Records drawn from a dataset:
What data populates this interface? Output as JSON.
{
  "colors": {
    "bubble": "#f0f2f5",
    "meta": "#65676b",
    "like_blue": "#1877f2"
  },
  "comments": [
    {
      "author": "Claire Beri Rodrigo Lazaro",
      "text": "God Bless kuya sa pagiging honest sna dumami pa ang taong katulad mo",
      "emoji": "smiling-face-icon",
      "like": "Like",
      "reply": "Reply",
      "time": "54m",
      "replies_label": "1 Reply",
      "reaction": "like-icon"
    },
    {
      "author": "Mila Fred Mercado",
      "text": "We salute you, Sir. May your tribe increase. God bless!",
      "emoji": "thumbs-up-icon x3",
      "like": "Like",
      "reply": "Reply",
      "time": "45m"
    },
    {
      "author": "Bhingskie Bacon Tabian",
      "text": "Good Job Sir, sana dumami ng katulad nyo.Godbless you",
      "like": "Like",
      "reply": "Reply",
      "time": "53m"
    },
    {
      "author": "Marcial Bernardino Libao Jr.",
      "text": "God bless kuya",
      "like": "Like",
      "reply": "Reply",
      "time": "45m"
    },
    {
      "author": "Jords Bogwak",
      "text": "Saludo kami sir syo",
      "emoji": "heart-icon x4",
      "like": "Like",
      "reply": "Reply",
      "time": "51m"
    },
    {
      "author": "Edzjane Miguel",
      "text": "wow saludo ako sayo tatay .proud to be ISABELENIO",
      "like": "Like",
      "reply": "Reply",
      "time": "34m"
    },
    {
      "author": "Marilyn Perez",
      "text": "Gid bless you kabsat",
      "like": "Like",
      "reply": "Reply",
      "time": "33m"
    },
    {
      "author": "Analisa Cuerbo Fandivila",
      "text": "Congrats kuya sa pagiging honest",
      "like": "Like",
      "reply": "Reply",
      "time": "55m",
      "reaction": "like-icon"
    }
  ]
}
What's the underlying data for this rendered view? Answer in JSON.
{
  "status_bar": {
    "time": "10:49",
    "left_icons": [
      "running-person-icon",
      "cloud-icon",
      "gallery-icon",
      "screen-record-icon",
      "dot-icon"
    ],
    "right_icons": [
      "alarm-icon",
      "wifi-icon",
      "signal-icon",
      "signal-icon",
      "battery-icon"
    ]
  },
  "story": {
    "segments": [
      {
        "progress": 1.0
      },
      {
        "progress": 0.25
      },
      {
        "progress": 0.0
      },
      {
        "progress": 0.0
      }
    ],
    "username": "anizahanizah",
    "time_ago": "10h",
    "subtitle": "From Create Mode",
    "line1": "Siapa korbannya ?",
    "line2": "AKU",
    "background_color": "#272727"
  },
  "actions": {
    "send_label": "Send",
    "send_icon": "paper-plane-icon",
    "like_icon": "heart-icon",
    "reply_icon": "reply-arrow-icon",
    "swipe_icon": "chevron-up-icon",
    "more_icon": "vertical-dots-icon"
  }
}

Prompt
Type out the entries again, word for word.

Result of the task
What data populates this interface? Output as JSON.
{
  "colors": {
    "bubble": "#f0f2f5",
    "meta": "#65676b",
    "like_blue": "#1877f2"
  },
  "comments": [
    {
      "author": "Claire Beri Rodrigo Lazaro",
      "text": "God Bless kuya sa pagiging honest sna dumami pa ang taong katulad mo",
      "emoji": "smiling-face-icon",
      "like": "Like",
      "reply": "Reply",
      "time": "54m",
      "replies_label": "1 Reply",
      "reaction": "like-icon"
    },
    {
      "author": "Mila Fred Mercado",
      "text": "We salute you, Sir. May your tribe increase. God bless!",
      "emoji": "thumbs-up-icon x3",
      "like": "Like",
      "reply": "Reply",
      "time": "45m"
    },
    {
      "author": "Bhingskie Bacon Tabian",
      "text": "Good Job Sir, sana dumami ng katulad nyo.Godbless you",
      "like": "Like",
      "reply": "Reply",
      "time": "53m"
    },
    {
      "author": "Marcial Bernardino Libao Jr.",
      "text": "God bless kuya",
      "like": "Like",
      "reply": "Reply",
      "time": "45m"
    },
    {
      "author": "Jords Bogwak",
      "text": "Saludo kami sir syo",
      "emoji": "heart-icon x4",
      "like": "Like",
      "reply": "Reply",
      "time": "51m"
    },
    {
      "author": "Edzjane Miguel",
      "text": "wow saludo ako sayo tatay .proud to be ISABELENIO",
      "like": "Like",
      "reply": "Reply",
      "time": "34m"
    },
    {
      "author": "Marilyn Perez",
      "text": "Gid bless you kabsat",
      "like": "Like",
      "reply": "Reply",
      "time": "33m"
    },
    {
      "author": "Analisa Cuerbo Fandivila",
      "text": "Congrats kuya sa pagiging honest",
      "like": "Like",
      "reply": "Reply",
      "time": "55m",
      "reaction": "like-icon"
    }
  ]
}
What's the underlying data for this rendered view? Answer in JSON.
{
  "status_bar": {
    "time": "10:49",
    "left_icons": [
      "running-person-icon",
      "cloud-icon",
      "gallery-icon",
      "screen-record-icon",
      "dot-icon"
    ],
    "right_icons": [
      "alarm-icon",
      "wifi-icon",
      "signal-icon",
      "signal-icon",
      "battery-icon"
    ]
  },
  "story": {
    "segments": [
      {
        "progress": 1.0
      },
      {
        "progress": 0.25
      },
      {
        "progress": 0.0
      },
      {
        "progress": 0.0
      }
    ],
    "username": "anizahanizah",
    "time_ago": "10h",
    "subtitle": "From Create Mode",
    "line1": "Siapa korbannya ?",
    "line2": "AKU",
    "background_color": "#272727"
  },
  "actions": {
    "send_label": "Send",
    "send_icon": "paper-plane-icon",
    "like_icon": "heart-icon",
    "reply_icon": "reply-arrow-icon",
    "swipe_icon": "chevron-up-icon",
    "more_icon": "vertical-dots-icon"
  }
}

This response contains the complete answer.